» **Records for this exercise**:
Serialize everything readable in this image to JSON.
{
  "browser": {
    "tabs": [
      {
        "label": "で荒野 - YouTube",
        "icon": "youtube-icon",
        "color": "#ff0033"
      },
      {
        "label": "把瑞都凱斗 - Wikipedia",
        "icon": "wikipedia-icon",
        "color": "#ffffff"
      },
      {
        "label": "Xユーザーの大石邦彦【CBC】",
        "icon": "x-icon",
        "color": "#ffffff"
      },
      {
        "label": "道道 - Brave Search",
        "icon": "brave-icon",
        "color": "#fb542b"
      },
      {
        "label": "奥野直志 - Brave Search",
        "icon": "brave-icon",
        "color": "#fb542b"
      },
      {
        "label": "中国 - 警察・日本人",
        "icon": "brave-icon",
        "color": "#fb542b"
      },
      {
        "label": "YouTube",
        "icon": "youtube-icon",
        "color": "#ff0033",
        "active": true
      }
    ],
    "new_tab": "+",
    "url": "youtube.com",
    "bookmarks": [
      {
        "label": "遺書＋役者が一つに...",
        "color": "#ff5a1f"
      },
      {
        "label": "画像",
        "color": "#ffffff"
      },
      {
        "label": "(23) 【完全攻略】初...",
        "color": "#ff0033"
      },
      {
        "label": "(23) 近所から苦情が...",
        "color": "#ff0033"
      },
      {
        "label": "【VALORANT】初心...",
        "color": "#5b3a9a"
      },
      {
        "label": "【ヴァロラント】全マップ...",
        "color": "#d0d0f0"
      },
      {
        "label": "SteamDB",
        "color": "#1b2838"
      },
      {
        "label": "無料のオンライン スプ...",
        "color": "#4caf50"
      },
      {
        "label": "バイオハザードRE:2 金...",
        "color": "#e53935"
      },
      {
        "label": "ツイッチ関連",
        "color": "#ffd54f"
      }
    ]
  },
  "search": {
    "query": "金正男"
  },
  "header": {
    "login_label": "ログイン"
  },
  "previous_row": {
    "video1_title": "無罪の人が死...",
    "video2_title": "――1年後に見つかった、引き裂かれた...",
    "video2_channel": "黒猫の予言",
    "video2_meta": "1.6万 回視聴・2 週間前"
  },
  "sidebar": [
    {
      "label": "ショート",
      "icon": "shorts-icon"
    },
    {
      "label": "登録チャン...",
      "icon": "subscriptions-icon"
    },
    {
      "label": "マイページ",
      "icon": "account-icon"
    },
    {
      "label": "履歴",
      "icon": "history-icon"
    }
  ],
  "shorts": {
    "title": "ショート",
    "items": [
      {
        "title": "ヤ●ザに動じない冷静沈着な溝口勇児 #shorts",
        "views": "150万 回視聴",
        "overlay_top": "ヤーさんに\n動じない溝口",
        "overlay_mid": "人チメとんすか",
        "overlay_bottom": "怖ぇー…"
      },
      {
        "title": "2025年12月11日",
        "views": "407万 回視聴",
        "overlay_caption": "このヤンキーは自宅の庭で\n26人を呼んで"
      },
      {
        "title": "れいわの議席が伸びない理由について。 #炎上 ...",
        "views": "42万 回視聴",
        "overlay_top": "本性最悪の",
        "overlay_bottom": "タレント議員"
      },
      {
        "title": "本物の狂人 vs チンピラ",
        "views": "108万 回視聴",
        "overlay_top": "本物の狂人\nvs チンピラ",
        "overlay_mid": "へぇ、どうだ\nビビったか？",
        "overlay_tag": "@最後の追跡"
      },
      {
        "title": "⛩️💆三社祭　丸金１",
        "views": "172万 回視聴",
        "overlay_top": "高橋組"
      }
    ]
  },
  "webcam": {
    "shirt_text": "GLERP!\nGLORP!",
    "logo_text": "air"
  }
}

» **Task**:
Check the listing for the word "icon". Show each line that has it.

» **Output of the exercise**:
        "icon": "youtube-icon",
        "icon": "wikipedia-icon",
        "icon": "x-icon",
        "icon": "brave-icon",
        "icon": "brave-icon",
        "icon": "brave-icon",
        "icon": "youtube-icon",
      "icon": "shorts-icon"
      "icon": "subscriptions-icon"
      "icon": "account-icon"
      "icon": "history-icon"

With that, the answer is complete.